(Task item) From the records below, work out how many lines contain "this". Reply with that number alone.

(Data shown)

________________________________________

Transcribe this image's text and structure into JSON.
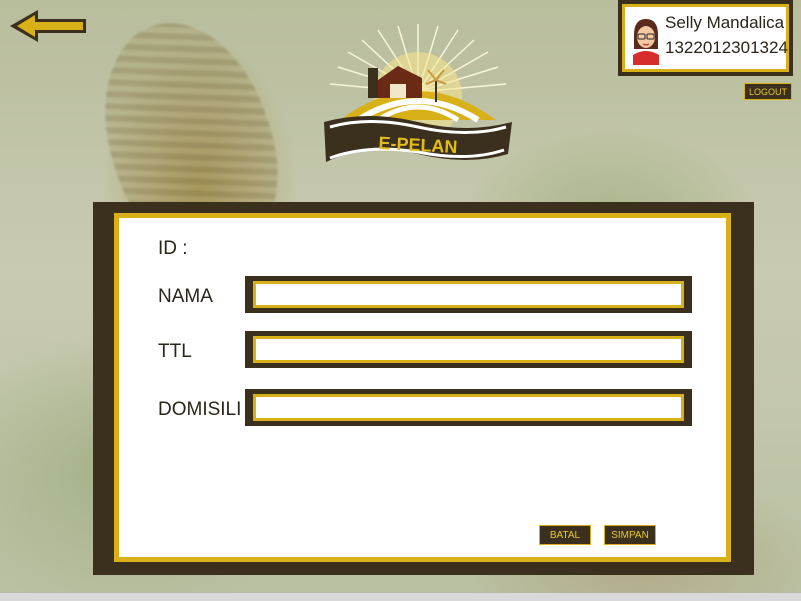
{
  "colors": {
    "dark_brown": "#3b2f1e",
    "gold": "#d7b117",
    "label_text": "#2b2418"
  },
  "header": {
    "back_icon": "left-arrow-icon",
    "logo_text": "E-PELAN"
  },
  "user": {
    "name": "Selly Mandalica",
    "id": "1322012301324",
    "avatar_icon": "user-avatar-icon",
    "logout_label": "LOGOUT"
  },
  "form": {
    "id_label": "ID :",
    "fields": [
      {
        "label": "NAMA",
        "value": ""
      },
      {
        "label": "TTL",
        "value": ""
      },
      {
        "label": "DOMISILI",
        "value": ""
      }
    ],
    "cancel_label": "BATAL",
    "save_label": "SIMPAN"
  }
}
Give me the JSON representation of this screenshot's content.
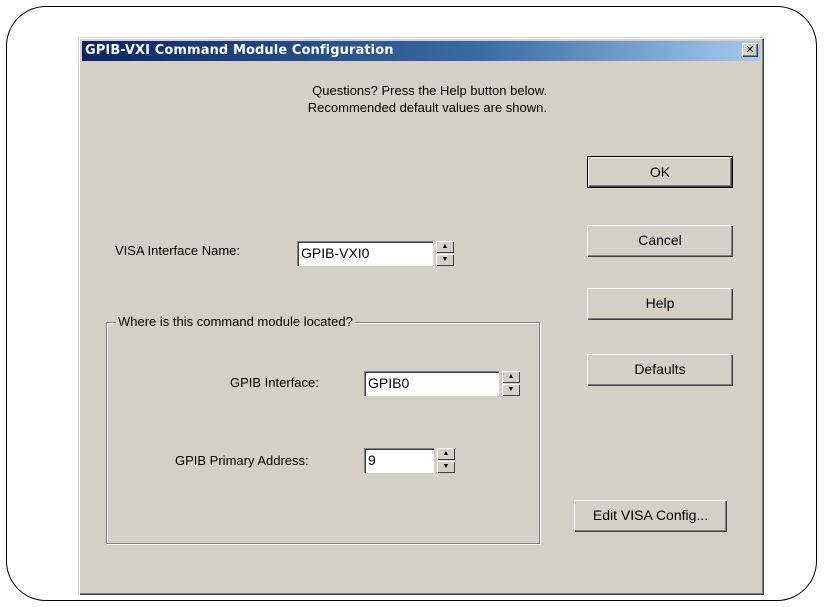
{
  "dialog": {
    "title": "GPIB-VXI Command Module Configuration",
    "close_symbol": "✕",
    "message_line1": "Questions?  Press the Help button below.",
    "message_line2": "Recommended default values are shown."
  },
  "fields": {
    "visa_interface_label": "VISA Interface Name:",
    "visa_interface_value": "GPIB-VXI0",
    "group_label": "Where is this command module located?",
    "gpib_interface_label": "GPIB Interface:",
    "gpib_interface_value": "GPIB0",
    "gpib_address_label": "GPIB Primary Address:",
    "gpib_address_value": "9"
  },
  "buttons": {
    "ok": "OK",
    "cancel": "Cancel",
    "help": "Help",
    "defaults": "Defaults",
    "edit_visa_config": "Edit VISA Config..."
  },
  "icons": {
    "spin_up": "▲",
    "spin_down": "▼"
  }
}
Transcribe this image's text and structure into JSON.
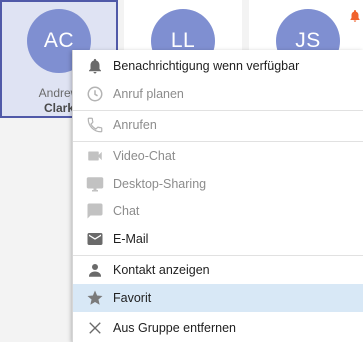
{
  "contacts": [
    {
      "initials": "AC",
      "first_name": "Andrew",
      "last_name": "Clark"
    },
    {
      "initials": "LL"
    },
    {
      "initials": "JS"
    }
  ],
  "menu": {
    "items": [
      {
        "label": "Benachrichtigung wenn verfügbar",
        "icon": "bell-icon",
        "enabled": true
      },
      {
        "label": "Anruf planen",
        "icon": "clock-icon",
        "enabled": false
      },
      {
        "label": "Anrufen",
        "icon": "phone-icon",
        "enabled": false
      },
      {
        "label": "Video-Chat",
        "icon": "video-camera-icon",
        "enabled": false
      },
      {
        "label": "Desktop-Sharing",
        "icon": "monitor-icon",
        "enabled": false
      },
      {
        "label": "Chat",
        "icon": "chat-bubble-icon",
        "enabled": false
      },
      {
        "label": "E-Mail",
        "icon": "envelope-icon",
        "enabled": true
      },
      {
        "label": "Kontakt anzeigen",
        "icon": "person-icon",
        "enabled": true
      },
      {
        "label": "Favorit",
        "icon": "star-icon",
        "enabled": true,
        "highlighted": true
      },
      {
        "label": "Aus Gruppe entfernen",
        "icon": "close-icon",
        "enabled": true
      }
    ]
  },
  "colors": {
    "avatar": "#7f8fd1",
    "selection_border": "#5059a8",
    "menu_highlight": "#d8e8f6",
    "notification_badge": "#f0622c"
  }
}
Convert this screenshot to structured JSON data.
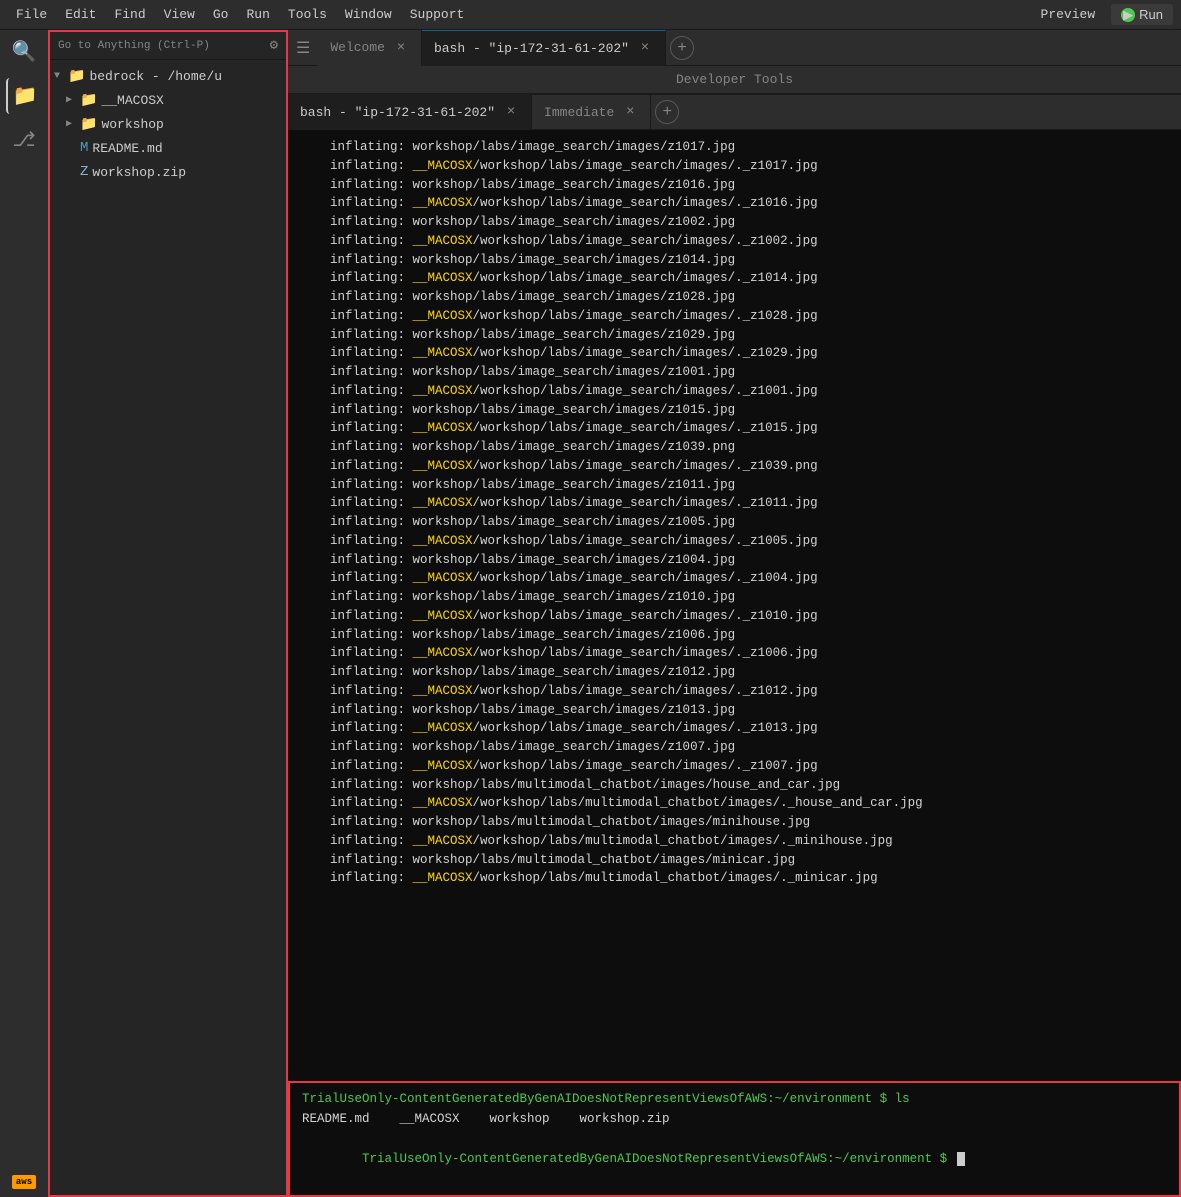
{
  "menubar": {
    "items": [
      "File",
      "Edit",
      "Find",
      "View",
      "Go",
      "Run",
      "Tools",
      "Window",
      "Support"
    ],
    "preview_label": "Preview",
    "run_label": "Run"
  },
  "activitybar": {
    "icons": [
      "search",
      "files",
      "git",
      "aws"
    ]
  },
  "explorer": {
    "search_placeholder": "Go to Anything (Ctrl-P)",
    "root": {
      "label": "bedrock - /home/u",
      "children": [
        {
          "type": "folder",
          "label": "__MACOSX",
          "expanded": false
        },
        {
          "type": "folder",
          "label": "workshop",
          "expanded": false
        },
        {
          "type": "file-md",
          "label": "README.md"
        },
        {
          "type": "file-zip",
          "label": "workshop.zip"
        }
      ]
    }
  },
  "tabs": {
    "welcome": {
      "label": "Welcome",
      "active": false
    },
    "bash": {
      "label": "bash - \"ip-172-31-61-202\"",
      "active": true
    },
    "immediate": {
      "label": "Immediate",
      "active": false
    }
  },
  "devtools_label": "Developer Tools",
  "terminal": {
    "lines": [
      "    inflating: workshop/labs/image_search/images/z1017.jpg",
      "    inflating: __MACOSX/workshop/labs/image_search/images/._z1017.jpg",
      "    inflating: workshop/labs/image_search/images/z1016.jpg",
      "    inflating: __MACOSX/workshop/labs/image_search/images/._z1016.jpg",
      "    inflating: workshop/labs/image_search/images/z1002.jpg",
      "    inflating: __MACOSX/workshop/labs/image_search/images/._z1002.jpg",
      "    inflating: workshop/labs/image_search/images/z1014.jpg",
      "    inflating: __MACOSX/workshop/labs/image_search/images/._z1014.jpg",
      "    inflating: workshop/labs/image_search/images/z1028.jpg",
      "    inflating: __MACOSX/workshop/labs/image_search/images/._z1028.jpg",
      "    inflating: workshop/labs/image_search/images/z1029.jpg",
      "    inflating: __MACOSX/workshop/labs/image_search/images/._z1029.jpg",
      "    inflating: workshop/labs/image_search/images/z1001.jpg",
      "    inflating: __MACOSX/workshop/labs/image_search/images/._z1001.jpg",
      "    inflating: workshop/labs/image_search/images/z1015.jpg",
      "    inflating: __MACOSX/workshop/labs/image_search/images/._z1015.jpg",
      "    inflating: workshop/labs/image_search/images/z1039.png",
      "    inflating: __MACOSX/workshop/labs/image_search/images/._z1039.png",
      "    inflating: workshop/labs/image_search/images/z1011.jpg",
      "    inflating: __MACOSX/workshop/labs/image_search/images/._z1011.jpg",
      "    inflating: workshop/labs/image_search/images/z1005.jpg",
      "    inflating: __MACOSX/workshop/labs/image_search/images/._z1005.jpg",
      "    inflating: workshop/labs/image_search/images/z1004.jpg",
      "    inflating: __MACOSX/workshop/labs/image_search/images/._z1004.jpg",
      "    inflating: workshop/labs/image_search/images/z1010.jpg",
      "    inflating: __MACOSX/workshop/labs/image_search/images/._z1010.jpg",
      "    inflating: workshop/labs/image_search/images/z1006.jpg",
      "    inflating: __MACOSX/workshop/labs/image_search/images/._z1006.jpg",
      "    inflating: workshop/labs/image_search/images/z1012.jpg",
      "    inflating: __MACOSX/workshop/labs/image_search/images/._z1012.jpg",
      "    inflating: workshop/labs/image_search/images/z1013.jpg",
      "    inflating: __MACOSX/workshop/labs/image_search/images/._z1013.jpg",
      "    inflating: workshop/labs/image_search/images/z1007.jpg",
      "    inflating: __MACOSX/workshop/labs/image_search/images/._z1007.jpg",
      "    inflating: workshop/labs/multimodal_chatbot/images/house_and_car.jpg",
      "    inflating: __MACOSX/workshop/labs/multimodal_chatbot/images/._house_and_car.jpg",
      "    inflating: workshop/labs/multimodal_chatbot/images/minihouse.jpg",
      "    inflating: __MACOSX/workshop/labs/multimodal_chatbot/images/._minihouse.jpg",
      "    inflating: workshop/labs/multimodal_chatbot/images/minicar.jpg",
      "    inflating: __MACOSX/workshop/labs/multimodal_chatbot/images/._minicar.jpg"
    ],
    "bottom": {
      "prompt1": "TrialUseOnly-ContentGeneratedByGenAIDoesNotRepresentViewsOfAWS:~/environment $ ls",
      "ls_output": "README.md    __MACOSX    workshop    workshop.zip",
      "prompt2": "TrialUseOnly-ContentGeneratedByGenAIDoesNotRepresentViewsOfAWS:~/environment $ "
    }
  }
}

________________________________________

(Expected answer) 5